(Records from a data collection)
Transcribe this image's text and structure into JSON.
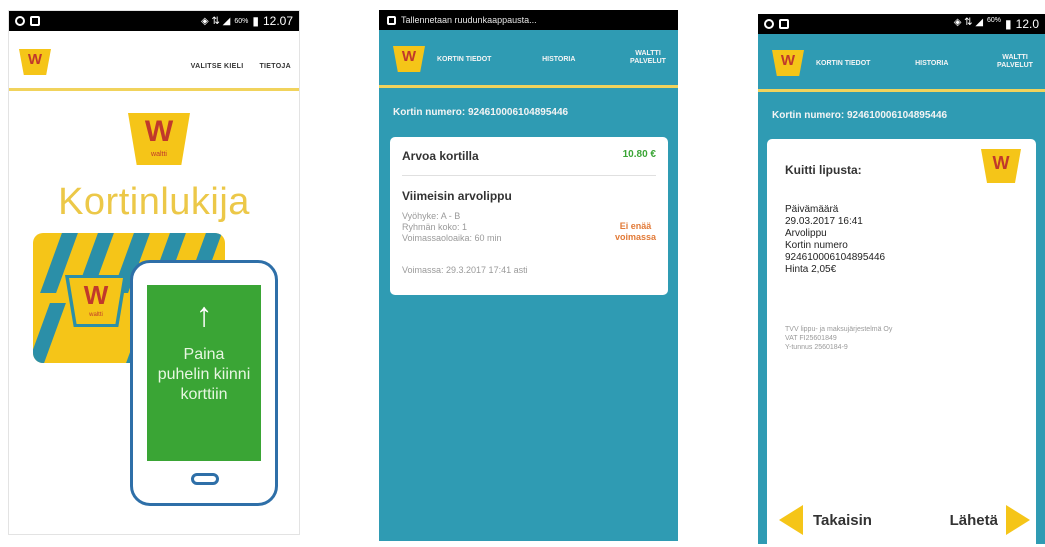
{
  "phone1": {
    "status_time": "12.07",
    "battery": "60%",
    "nav": [
      "VALITSE KIELI",
      "TIETOJA"
    ],
    "logo_letter": "W",
    "logo_sub": "waltti",
    "title": "Kortinlukija",
    "card_logo_letter": "W",
    "card_logo_sub": "waltti",
    "instruction": "Paina puhelin kiinni korttiin"
  },
  "phone2": {
    "status_text": "Tallennetaan ruudunkaappausta...",
    "nav": [
      "KORTIN TIEDOT",
      "HISTORIA",
      "WALTTI PALVELUT"
    ],
    "card_number_label": "Kortin numero: 924610006104895446",
    "balance_label": "Arvoa kortilla",
    "balance_value": "10.80 €",
    "last_ticket_title": "Viimeisin arvolippu",
    "details": [
      "Vyöhyke: A - B",
      "Ryhmän koko: 1",
      "Voimassaoloaika: 60 min"
    ],
    "status": [
      "Ei enää",
      "voimassa"
    ],
    "valid": "Voimassa: 29.3.2017 17:41 asti"
  },
  "phone3": {
    "status_time": "12.0",
    "battery": "60%",
    "nav": [
      "KORTIN TIEDOT",
      "HISTORIA",
      "WALTTI PALVELUT"
    ],
    "card_number_label": "Kortin numero: 924610006104895446",
    "receipt_title": "Kuitti lipusta:",
    "receipt_lines": [
      "Päivämäärä",
      "29.03.2017 16:41",
      "Arvolippu",
      "Kortin numero",
      "924610006104895446",
      "Hinta 2,05€"
    ],
    "company_lines": [
      "TVV lippu- ja maksujärjestelmä Oy",
      "VAT FI25601849",
      "Y-tunnus 2560184-9"
    ],
    "back_label": "Takaisin",
    "send_label": "Lähetä"
  },
  "colors": {
    "brand_yellow": "#f5c518",
    "teal": "#2f9bb3",
    "green": "#3aa535",
    "logo_red": "#c0392b",
    "warning_orange": "#e27a37"
  }
}
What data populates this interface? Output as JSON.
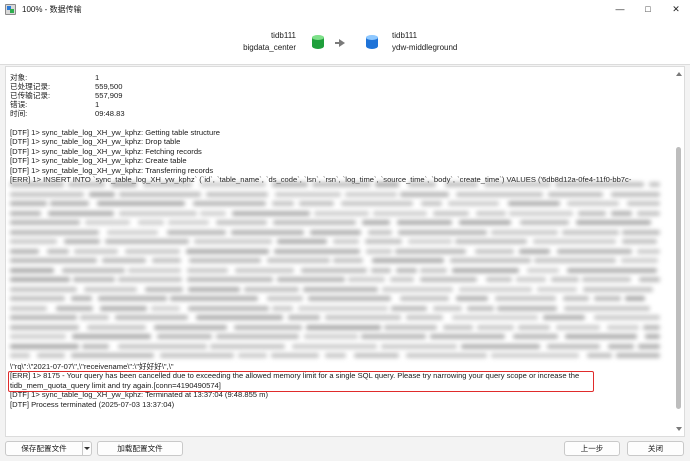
{
  "window": {
    "title": "100% - 数据传输",
    "app_icon": "navicat-transfer-icon"
  },
  "header": {
    "source": {
      "connection": "tidb111",
      "database": "bigdata_center",
      "icon_color": "#1f9f3b"
    },
    "target": {
      "connection": "tidb111",
      "database": "ydw-middleground",
      "icon_color": "#1e73d8"
    }
  },
  "stats": [
    {
      "label": "对象:",
      "value": "1"
    },
    {
      "label": "已处理记录:",
      "value": "559,500"
    },
    {
      "label": "已传输记录:",
      "value": "557,909"
    },
    {
      "label": "错误:",
      "value": "1"
    },
    {
      "label": "时间:",
      "value": "09:48.83"
    }
  ],
  "log_top": [
    "[DTF] 1> sync_table_log_XH_yw_kphz: Getting table structure",
    "[DTF] 1> sync_table_log_XH_yw_kphz: Drop table",
    "[DTF] 1> sync_table_log_XH_yw_kphz: Fetching records",
    "[DTF] 1> sync_table_log_XH_yw_kphz: Create table",
    "[DTF] 1> sync_table_log_XH_yw_kphz: Transferring records",
    "[ERR] 1> INSERT INTO `sync_table_log_XH_yw_kphz` (`id`, `table_name`, `ds_code`, `lsn`, `rsn`, `log_time`, `source_time`, `body`, `create_time`) VALUES ('6db8d12a-0fe4-11f0-bb7c-"
  ],
  "log_bottom": [
    "\\\"rq\\\":\\\"2021-07-07\\\",\\\"receivename\\\":\\\"好好好\\\",\\\"",
    "[ERR] 1> 8175 - Your query has been cancelled due to exceeding the allowed memory limit for a single SQL query. Please try narrowing your query scope or increase the",
    "tidb_mem_quota_query limit and try again.[conn=4190490574]",
    "[DTF] 1> sync_table_log_XH_yw_kphz: Terminated at 13:37:04 (9:48.855 m)",
    "[DTF] Process terminated (2025-07-03 13:37:04)"
  ],
  "buttons": {
    "save": "保存配置文件",
    "load": "加载配置文件",
    "prev": "上一步",
    "close": "关闭"
  },
  "colors": {
    "error_highlight": "#e02b2b"
  }
}
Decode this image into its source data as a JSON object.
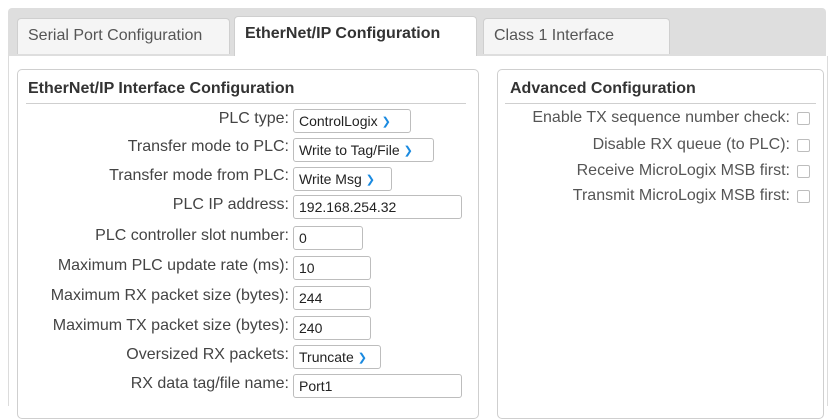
{
  "tabs": [
    {
      "label": "Serial Port Configuration",
      "active": false
    },
    {
      "label": "EtherNet/IP Configuration",
      "active": true
    },
    {
      "label": "Class 1 Interface",
      "active": false
    }
  ],
  "interface_config": {
    "title": "EtherNet/IP Interface Configuration",
    "fields": [
      {
        "label": "PLC type:",
        "value": "ControlLogix",
        "kind": "select"
      },
      {
        "label": "Transfer mode to PLC:",
        "value": "Write to Tag/File",
        "kind": "select"
      },
      {
        "label": "Transfer mode from PLC:",
        "value": "Write Msg",
        "kind": "select"
      },
      {
        "label": "PLC IP address:",
        "value": "192.168.254.32",
        "kind": "text"
      },
      {
        "label": "PLC controller slot number:",
        "value": "0",
        "kind": "text"
      },
      {
        "label": "Maximum PLC update rate (ms):",
        "value": "10",
        "kind": "text"
      },
      {
        "label": "Maximum RX packet size (bytes):",
        "value": "244",
        "kind": "text"
      },
      {
        "label": "Maximum TX packet size (bytes):",
        "value": "240",
        "kind": "text"
      },
      {
        "label": "Oversized RX packets:",
        "value": "Truncate",
        "kind": "select"
      },
      {
        "label": "RX data tag/file name:",
        "value": "Port1",
        "kind": "text"
      }
    ]
  },
  "advanced_config": {
    "title": "Advanced Configuration",
    "options": [
      {
        "label": "Enable TX sequence number check:",
        "checked": false
      },
      {
        "label": "Disable RX queue (to PLC):",
        "checked": false
      },
      {
        "label": "Receive MicroLogix MSB first:",
        "checked": false
      },
      {
        "label": "Transmit MicroLogix MSB first:",
        "checked": false
      }
    ]
  },
  "icons": {
    "dropdown": "chevron-down-icon"
  },
  "colors": {
    "accent": "#1a8ae0",
    "tabbar": "#dedede",
    "border": "#cfcfcf"
  }
}
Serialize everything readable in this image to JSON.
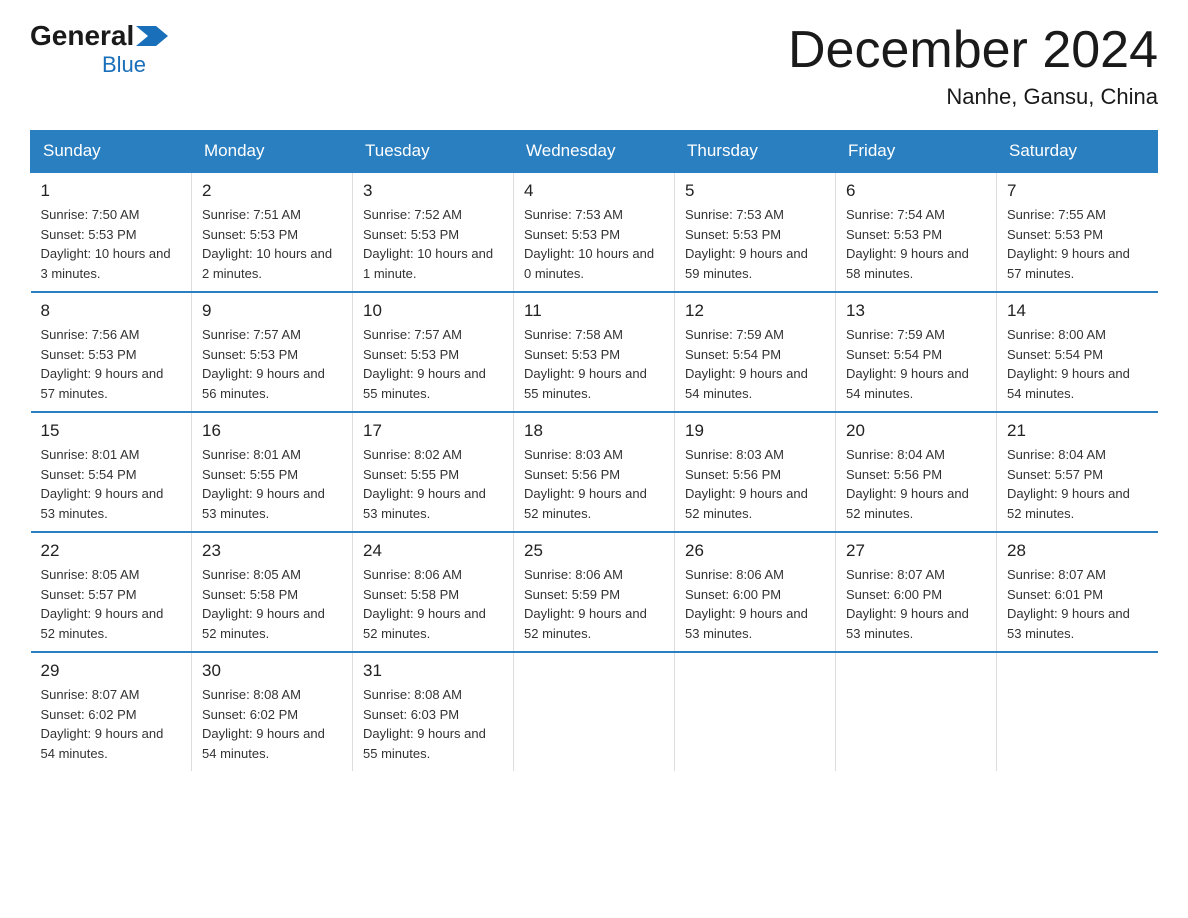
{
  "logo": {
    "general": "General",
    "blue": "Blue"
  },
  "title": {
    "month_year": "December 2024",
    "location": "Nanhe, Gansu, China"
  },
  "calendar": {
    "days_of_week": [
      "Sunday",
      "Monday",
      "Tuesday",
      "Wednesday",
      "Thursday",
      "Friday",
      "Saturday"
    ],
    "weeks": [
      [
        {
          "day": "1",
          "sunrise": "7:50 AM",
          "sunset": "5:53 PM",
          "daylight": "10 hours and 3 minutes."
        },
        {
          "day": "2",
          "sunrise": "7:51 AM",
          "sunset": "5:53 PM",
          "daylight": "10 hours and 2 minutes."
        },
        {
          "day": "3",
          "sunrise": "7:52 AM",
          "sunset": "5:53 PM",
          "daylight": "10 hours and 1 minute."
        },
        {
          "day": "4",
          "sunrise": "7:53 AM",
          "sunset": "5:53 PM",
          "daylight": "10 hours and 0 minutes."
        },
        {
          "day": "5",
          "sunrise": "7:53 AM",
          "sunset": "5:53 PM",
          "daylight": "9 hours and 59 minutes."
        },
        {
          "day": "6",
          "sunrise": "7:54 AM",
          "sunset": "5:53 PM",
          "daylight": "9 hours and 58 minutes."
        },
        {
          "day": "7",
          "sunrise": "7:55 AM",
          "sunset": "5:53 PM",
          "daylight": "9 hours and 57 minutes."
        }
      ],
      [
        {
          "day": "8",
          "sunrise": "7:56 AM",
          "sunset": "5:53 PM",
          "daylight": "9 hours and 57 minutes."
        },
        {
          "day": "9",
          "sunrise": "7:57 AM",
          "sunset": "5:53 PM",
          "daylight": "9 hours and 56 minutes."
        },
        {
          "day": "10",
          "sunrise": "7:57 AM",
          "sunset": "5:53 PM",
          "daylight": "9 hours and 55 minutes."
        },
        {
          "day": "11",
          "sunrise": "7:58 AM",
          "sunset": "5:53 PM",
          "daylight": "9 hours and 55 minutes."
        },
        {
          "day": "12",
          "sunrise": "7:59 AM",
          "sunset": "5:54 PM",
          "daylight": "9 hours and 54 minutes."
        },
        {
          "day": "13",
          "sunrise": "7:59 AM",
          "sunset": "5:54 PM",
          "daylight": "9 hours and 54 minutes."
        },
        {
          "day": "14",
          "sunrise": "8:00 AM",
          "sunset": "5:54 PM",
          "daylight": "9 hours and 54 minutes."
        }
      ],
      [
        {
          "day": "15",
          "sunrise": "8:01 AM",
          "sunset": "5:54 PM",
          "daylight": "9 hours and 53 minutes."
        },
        {
          "day": "16",
          "sunrise": "8:01 AM",
          "sunset": "5:55 PM",
          "daylight": "9 hours and 53 minutes."
        },
        {
          "day": "17",
          "sunrise": "8:02 AM",
          "sunset": "5:55 PM",
          "daylight": "9 hours and 53 minutes."
        },
        {
          "day": "18",
          "sunrise": "8:03 AM",
          "sunset": "5:56 PM",
          "daylight": "9 hours and 52 minutes."
        },
        {
          "day": "19",
          "sunrise": "8:03 AM",
          "sunset": "5:56 PM",
          "daylight": "9 hours and 52 minutes."
        },
        {
          "day": "20",
          "sunrise": "8:04 AM",
          "sunset": "5:56 PM",
          "daylight": "9 hours and 52 minutes."
        },
        {
          "day": "21",
          "sunrise": "8:04 AM",
          "sunset": "5:57 PM",
          "daylight": "9 hours and 52 minutes."
        }
      ],
      [
        {
          "day": "22",
          "sunrise": "8:05 AM",
          "sunset": "5:57 PM",
          "daylight": "9 hours and 52 minutes."
        },
        {
          "day": "23",
          "sunrise": "8:05 AM",
          "sunset": "5:58 PM",
          "daylight": "9 hours and 52 minutes."
        },
        {
          "day": "24",
          "sunrise": "8:06 AM",
          "sunset": "5:58 PM",
          "daylight": "9 hours and 52 minutes."
        },
        {
          "day": "25",
          "sunrise": "8:06 AM",
          "sunset": "5:59 PM",
          "daylight": "9 hours and 52 minutes."
        },
        {
          "day": "26",
          "sunrise": "8:06 AM",
          "sunset": "6:00 PM",
          "daylight": "9 hours and 53 minutes."
        },
        {
          "day": "27",
          "sunrise": "8:07 AM",
          "sunset": "6:00 PM",
          "daylight": "9 hours and 53 minutes."
        },
        {
          "day": "28",
          "sunrise": "8:07 AM",
          "sunset": "6:01 PM",
          "daylight": "9 hours and 53 minutes."
        }
      ],
      [
        {
          "day": "29",
          "sunrise": "8:07 AM",
          "sunset": "6:02 PM",
          "daylight": "9 hours and 54 minutes."
        },
        {
          "day": "30",
          "sunrise": "8:08 AM",
          "sunset": "6:02 PM",
          "daylight": "9 hours and 54 minutes."
        },
        {
          "day": "31",
          "sunrise": "8:08 AM",
          "sunset": "6:03 PM",
          "daylight": "9 hours and 55 minutes."
        },
        null,
        null,
        null,
        null
      ]
    ]
  }
}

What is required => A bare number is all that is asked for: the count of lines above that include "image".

Output of the task => 3